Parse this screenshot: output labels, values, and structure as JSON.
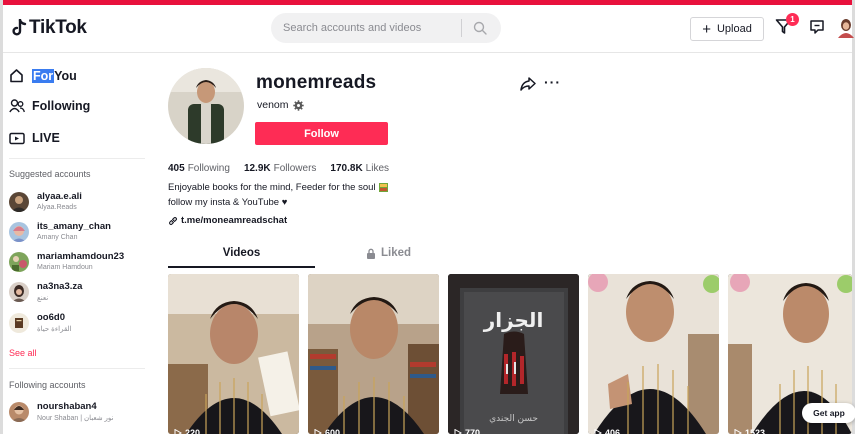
{
  "header": {
    "logo_text": "TikTok",
    "search_placeholder": "Search accounts and videos",
    "upload_label": "Upload",
    "inbox_badge": "1"
  },
  "sidebar": {
    "nav": [
      {
        "label_hl": "For",
        "label_rest": " You"
      },
      {
        "label": "Following"
      },
      {
        "label": "LIVE"
      }
    ],
    "suggested_title": "Suggested accounts",
    "suggested": [
      {
        "username": "alyaa.e.ali",
        "display": "Alyaa.Reads"
      },
      {
        "username": "its_amany_chan",
        "display": "Amany Chan"
      },
      {
        "username": "mariamhamdoun23",
        "display": "Mariam Hamdoun"
      },
      {
        "username": "na3na3.za",
        "display": "نعنع"
      },
      {
        "username": "oo6d0",
        "display": "القراءة حياة"
      }
    ],
    "see_all": "See all",
    "following_title": "Following accounts",
    "following": [
      {
        "username": "nourshaban4",
        "display": "Nour Shaban | نور شعبان"
      }
    ]
  },
  "profile": {
    "username": "monemreads",
    "nickname": "venom",
    "follow_label": "Follow",
    "stats": {
      "following_count": "405",
      "following_label": "Following",
      "followers_count": "12.9K",
      "followers_label": "Followers",
      "likes_count": "170.8K",
      "likes_label": "Likes"
    },
    "bio_line1": "Enjoyable books for the mind, Feeder for the soul",
    "bio_line2": "follow my insta & YouTube ♥",
    "link": "t.me/moneamreadschat"
  },
  "tabs": {
    "videos": "Videos",
    "liked": "Liked"
  },
  "videos": [
    {
      "views": "220"
    },
    {
      "views": "600"
    },
    {
      "views": "770",
      "cover_title": "الجزار",
      "cover_author": "حسن الجندي"
    },
    {
      "views": "406"
    },
    {
      "views": "1523"
    }
  ],
  "get_app": "Get app",
  "colors": {
    "brand": "#fe2c55",
    "text": "#161823",
    "secondary": "#8a8b91"
  }
}
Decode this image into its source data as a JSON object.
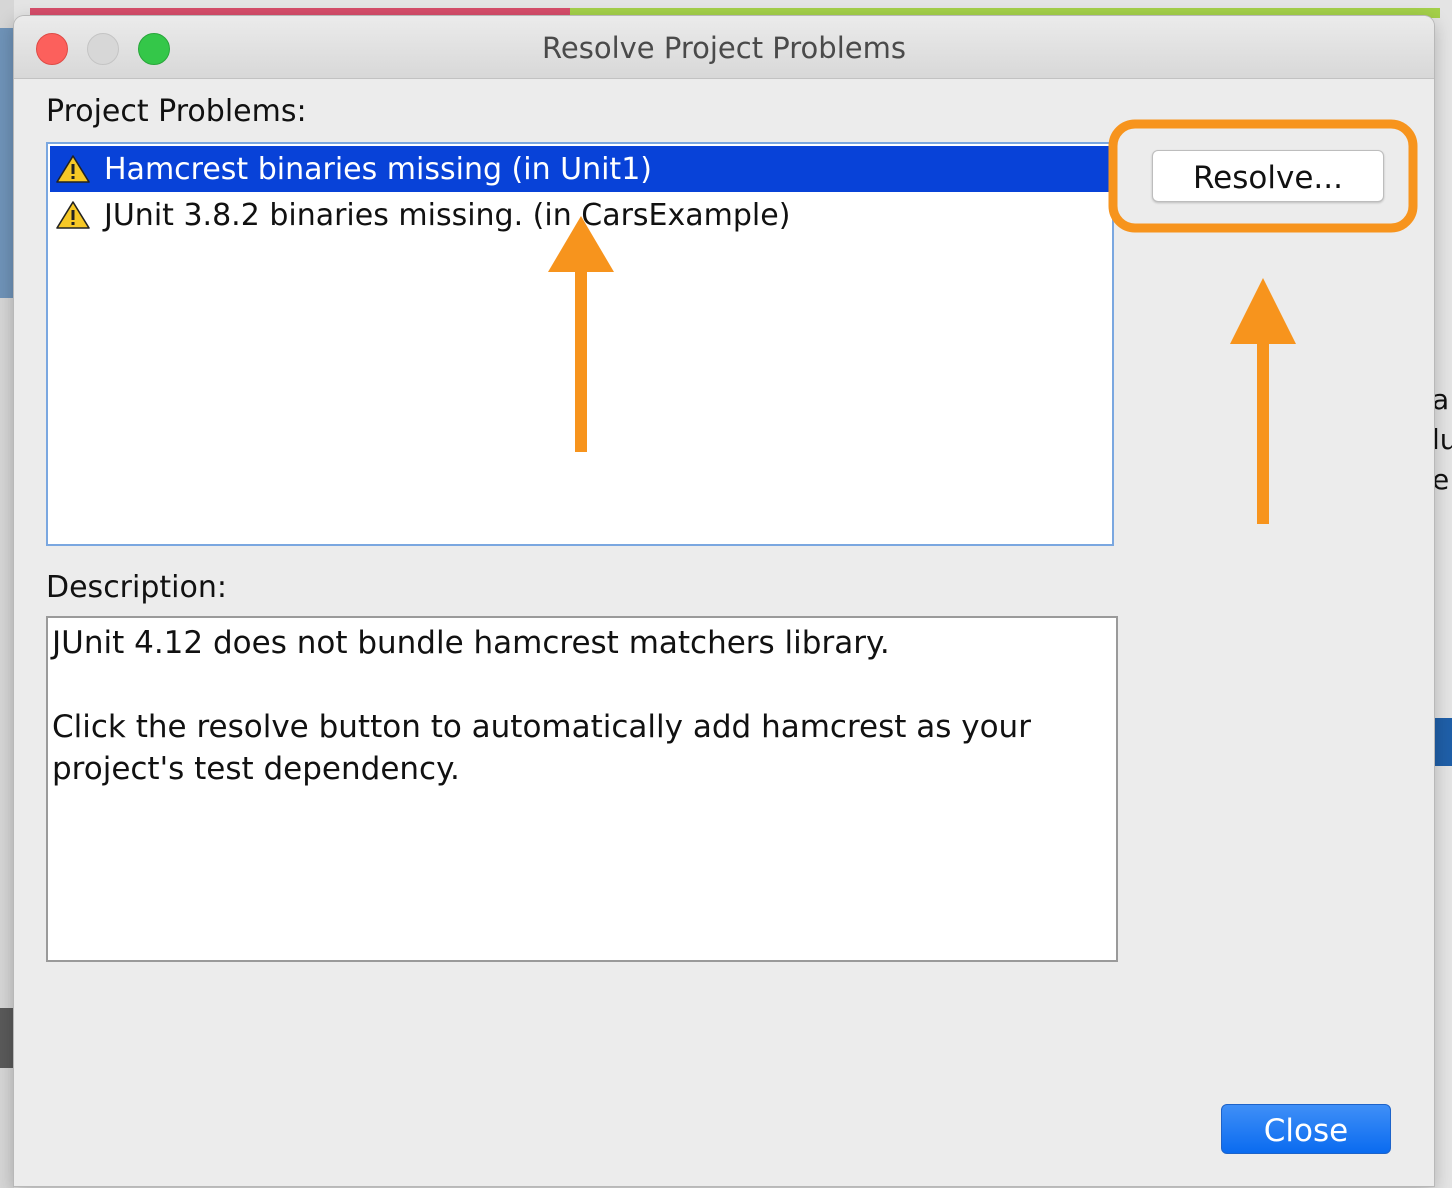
{
  "dialog": {
    "title": "Resolve Project Problems",
    "problems_label": "Project Problems:",
    "description_label": "Description:",
    "problems": [
      {
        "text": "Hamcrest binaries missing (in Unit1)",
        "icon": "warning-icon",
        "selected": true
      },
      {
        "text": "JUnit 3.8.2 binaries missing. (in CarsExample)",
        "icon": "warning-icon",
        "selected": false
      }
    ],
    "description": {
      "line1": "JUnit 4.12 does not bundle hamcrest matchers library.",
      "line2": "Click the resolve button to automatically add hamcrest as your project's test dependency."
    },
    "resolve_button": "Resolve...",
    "close_button": "Close"
  },
  "background": {
    "partial_text": [
      "a",
      "lu",
      "e"
    ]
  },
  "colors": {
    "selection": "#0842d8",
    "annotation": "#f7941d",
    "close_button": "#0a6bf0"
  }
}
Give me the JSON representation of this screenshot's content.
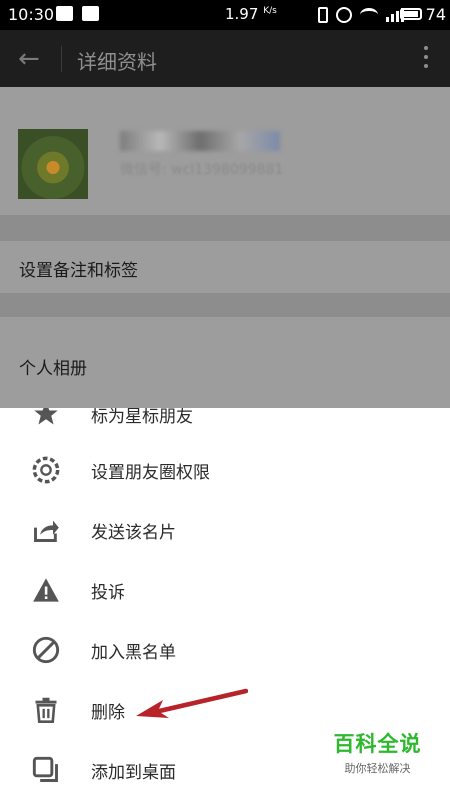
{
  "status_bar": {
    "time": "10:30",
    "speed": "1.97",
    "speed_unit": "K/s",
    "battery": "74"
  },
  "titlebar": {
    "title": "详细资料"
  },
  "profile": {
    "wechat_id": "微信号: wcl1398099881"
  },
  "rows": {
    "remark_label": "设置备注和标签",
    "album_label": "个人相册"
  },
  "sheet": {
    "items": [
      {
        "label": "标为星标朋友",
        "icon": "star-icon"
      },
      {
        "label": "设置朋友圈权限",
        "icon": "aperture-icon"
      },
      {
        "label": "发送该名片",
        "icon": "share-icon"
      },
      {
        "label": "投诉",
        "icon": "warning-icon"
      },
      {
        "label": "加入黑名单",
        "icon": "block-icon"
      },
      {
        "label": "删除",
        "icon": "trash-icon"
      },
      {
        "label": "添加到桌面",
        "icon": "add-to-desktop-icon"
      }
    ]
  },
  "watermark": {
    "title": "百科全说",
    "subtitle": "助你轻松解决"
  },
  "colors": {
    "accent_arrow": "#b8232a",
    "watermark_green": "#2db82d"
  }
}
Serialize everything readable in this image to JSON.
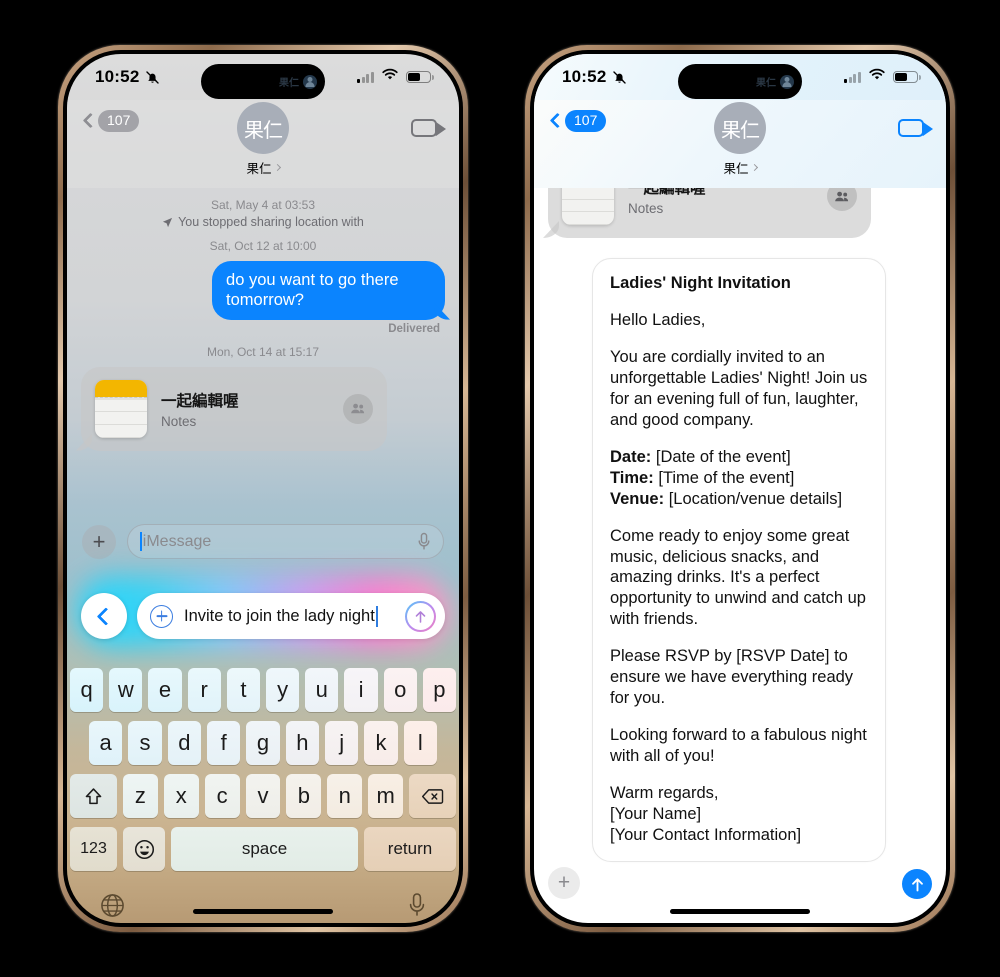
{
  "status_bar": {
    "time": "10:52",
    "silent_icon": "bell-slash-icon",
    "signal_icon": "cellular-bars-icon",
    "wifi_icon": "wifi-icon",
    "battery_icon": "battery-icon"
  },
  "dynamic_island": {
    "label": "果仁",
    "avatar_icon": "contact-avatar-icon"
  },
  "nav": {
    "back_count": "107",
    "back_icon": "chevron-left-icon",
    "contact_initials": "果仁",
    "contact_name": "果仁",
    "disclosure_icon": "chevron-right-icon",
    "facetime_icon": "video-camera-icon",
    "back_color_left": "#8e8e93",
    "back_color_right": "#0b84fe",
    "video_color_left": "#76767b",
    "video_color_right": "#0b84fe"
  },
  "left_phone": {
    "conversation": {
      "system_timestamp": "Sat, May 4 at 03:53",
      "system_text": "You stopped sharing location with",
      "system_icon": "location-arrow-icon",
      "timestamp_1": "Sat, Oct 12 at 10:00",
      "outgoing_message": "do you want to go there tomorrow?",
      "delivery_status": "Delivered",
      "timestamp_2": "Mon, Oct 14 at 15:17",
      "note_card": {
        "title": "一起編輯喔",
        "app": "Notes",
        "app_icon": "notes-app-icon",
        "collaborators_icon": "people-group-icon"
      }
    },
    "composer": {
      "plus_icon": "plus-icon",
      "placeholder": "iMessage",
      "mic_icon": "microphone-icon"
    },
    "siri_bar": {
      "back_icon": "chevron-left-icon",
      "add_icon": "circle-plus-icon",
      "text": "Invite to join the lady night",
      "send_icon": "arrow-up-circle-icon",
      "glow_colors": [
        "#1fd6ff",
        "#7fc9ff",
        "#cf9bf3",
        "#ff7ad1"
      ]
    },
    "keyboard": {
      "row1": [
        "q",
        "w",
        "e",
        "r",
        "t",
        "y",
        "u",
        "i",
        "o",
        "p"
      ],
      "row2": [
        "a",
        "s",
        "d",
        "f",
        "g",
        "h",
        "j",
        "k",
        "l"
      ],
      "row3": [
        "z",
        "x",
        "c",
        "v",
        "b",
        "n",
        "m"
      ],
      "shift_icon": "shift-arrow-icon",
      "backspace_icon": "backspace-icon",
      "numbers_key": "123",
      "emoji_icon": "emoji-smiley-icon",
      "space_key": "space",
      "return_key": "return",
      "globe_icon": "globe-icon",
      "dictation_icon": "microphone-icon"
    }
  },
  "right_phone": {
    "note_card": {
      "title": "一起編輯喔",
      "app": "Notes",
      "app_icon": "notes-app-icon",
      "collaborators_icon": "people-group-icon"
    },
    "draft": {
      "title": "Ladies' Night Invitation",
      "greeting": "Hello Ladies,",
      "intro": "You are cordially invited to an unforgettable Ladies' Night! Join us for an evening full of fun, laughter, and good company.",
      "details": [
        {
          "label": "Date:",
          "value": "[Date of the event]"
        },
        {
          "label": "Time:",
          "value": "[Time of the event]"
        },
        {
          "label": "Venue:",
          "value": "[Location/venue details]"
        }
      ],
      "body_2": "Come ready to enjoy some great music, delicious snacks, and amazing drinks. It's a perfect opportunity to unwind and catch up with friends.",
      "body_3": "Please RSVP by [RSVP Date] to ensure we have everything ready for you.",
      "body_4": "Looking forward to a fabulous night with all of you!",
      "signoff": "Warm regards,",
      "sign_name": "[Your Name]",
      "sign_contact": "[Your Contact Information]"
    },
    "composer": {
      "plus_icon": "plus-icon",
      "send_icon": "arrow-up-icon",
      "send_color": "#0b84fe"
    }
  }
}
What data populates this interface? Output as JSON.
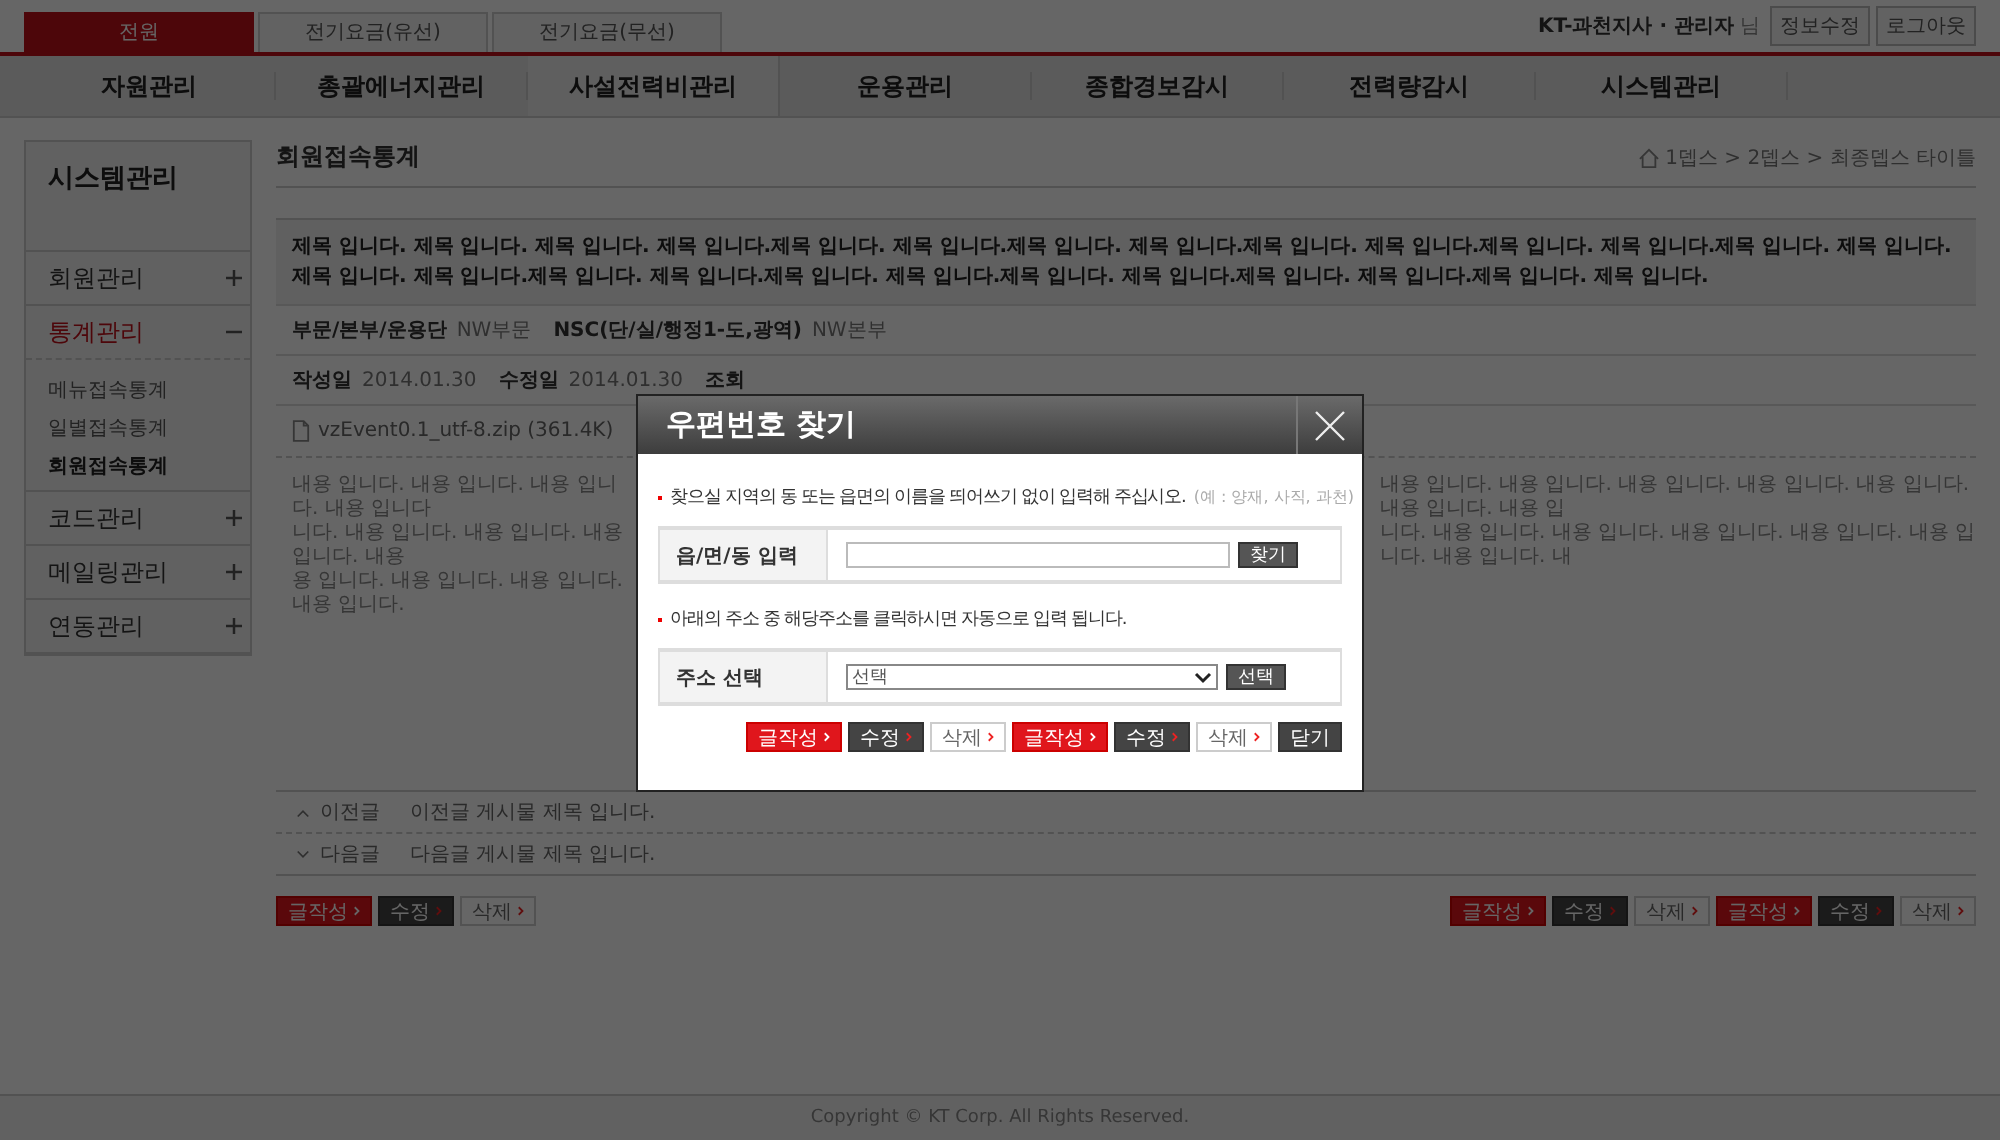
{
  "top_tabs": [
    {
      "label": "전원",
      "selected": true
    },
    {
      "label": "전기요금(유선)",
      "selected": false
    },
    {
      "label": "전기요금(무선)",
      "selected": false
    }
  ],
  "user": {
    "name": "KT-과천지사 · 관리자",
    "suffix": "님",
    "buttons": [
      "정보수정",
      "로그아웃"
    ]
  },
  "nav": [
    {
      "label": "자원관리",
      "selected": false
    },
    {
      "label": "총괄에너지관리",
      "selected": false
    },
    {
      "label": "사설전력비관리",
      "selected": true
    },
    {
      "label": "운용관리",
      "selected": false
    },
    {
      "label": "종합경보감시",
      "selected": false
    },
    {
      "label": "전력량감시",
      "selected": false
    },
    {
      "label": "시스템관리",
      "selected": false
    }
  ],
  "sidebar": {
    "title": "시스템관리",
    "items": [
      {
        "label": "회원관리",
        "expanded": false,
        "selected": false
      },
      {
        "label": "통계관리",
        "expanded": true,
        "selected": true,
        "children": [
          {
            "label": "메뉴접속통계",
            "selected": false
          },
          {
            "label": "일별접속통계",
            "selected": false
          },
          {
            "label": "회원접속통계",
            "selected": true
          }
        ]
      },
      {
        "label": "코드관리",
        "expanded": false,
        "selected": false
      },
      {
        "label": "메일링관리",
        "expanded": false,
        "selected": false
      },
      {
        "label": "연동관리",
        "expanded": false,
        "selected": false
      }
    ]
  },
  "content": {
    "title": "회원접속통계",
    "breadcrumb": "1뎁스 > 2뎁스 > 최종뎁스 타이틀",
    "heading": "제목 입니다. 제목 입니다. 제목 입니다. 제목 입니다.제목 입니다. 제목 입니다.제목 입니다. 제목 입니다.제목 입니다. 제목 입니다.제목 입니다. 제목 입니다.제목 입니다. 제목 입니다.제목 입니다. 제목 입니다.제목 입니다. 제목 입니다.제목 입니다. 제목 입니다.제목 입니다. 제목 입니다.제목 입니다. 제목 입니다.제목 입니다. 제목 입니다.",
    "info": [
      {
        "label": "부문/본부/운용단",
        "value": "NW부문"
      },
      {
        "label": "NSC(단/실/행정1-도,광역)",
        "value": "NW본부"
      }
    ],
    "meta": [
      {
        "label": "작성일",
        "value": "2014.01.30"
      },
      {
        "label": "수정일",
        "value": "2014.01.30"
      },
      {
        "label": "조회"
      }
    ],
    "file": "vzEvent0.1_utf-8.zip (361.4K)",
    "body_left": [
      "내용 입니다. 내용 입니다. 내용 입니다. 내용 입니다",
      "니다. 내용 입니다. 내용 입니다. 내용 입니다. 내용",
      "용 입니다. 내용 입니다. 내용 입니다. 내용 입니다."
    ],
    "body_right": [
      "내용 입니다. 내용 입니다. 내용 입니다. 내용 입니다. 내용 입니다. 내용 입니다. 내용 입",
      "니다. 내용 입니다. 내용 입니다. 내용 입니다. 내용 입니다. 내용 입니다. 내용 입니다. 내"
    ],
    "prev_next": [
      {
        "kind": "prev",
        "label": "이전글",
        "title": "이전글 게시물 제목 입니다."
      },
      {
        "kind": "next",
        "label": "다음글",
        "title": "다음글 게시물 제목 입니다."
      }
    ],
    "buttons_left": [
      {
        "label": "글작성",
        "kind": "write"
      },
      {
        "label": "수정",
        "kind": "edit"
      },
      {
        "label": "삭제",
        "kind": "delete"
      }
    ],
    "buttons_right": [
      {
        "label": "글작성",
        "kind": "write"
      },
      {
        "label": "수정",
        "kind": "edit"
      },
      {
        "label": "삭제",
        "kind": "delete"
      },
      {
        "label": "글작성",
        "kind": "write"
      },
      {
        "label": "수정",
        "kind": "edit"
      },
      {
        "label": "삭제",
        "kind": "delete"
      }
    ]
  },
  "footer": "Copyright © KT Corp. All Rights Reserved.",
  "dialog": {
    "title": "우편번호 찾기",
    "instruction": "찾으실 지역의 동 또는 읍면의 이름을 띄어쓰기 없이 입력해 주십시오.",
    "hint": "(예 : 양재, 사직, 과천)",
    "search_label": "읍/면/동 입력",
    "search_button": "찾기",
    "instruction2": "아래의 주소 중 해당주소를 클릭하시면 자동으로 입력 됩니다.",
    "select_label": "주소 선택",
    "select_value": "선택",
    "select_button": "선택",
    "buttons": [
      {
        "label": "글작성",
        "kind": "write"
      },
      {
        "label": "수정",
        "kind": "edit"
      },
      {
        "label": "삭제",
        "kind": "delete"
      },
      {
        "label": "글작성",
        "kind": "write"
      },
      {
        "label": "수정",
        "kind": "edit"
      },
      {
        "label": "삭제",
        "kind": "delete"
      },
      {
        "label": "닫기",
        "kind": "close"
      }
    ]
  }
}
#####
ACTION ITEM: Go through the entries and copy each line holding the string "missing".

ANSWER:
        "text": "Hamcrest binaries missing (in Unit1)",
        "text": "JUnit 3.8.2 binaries missing. (in CarsExample)",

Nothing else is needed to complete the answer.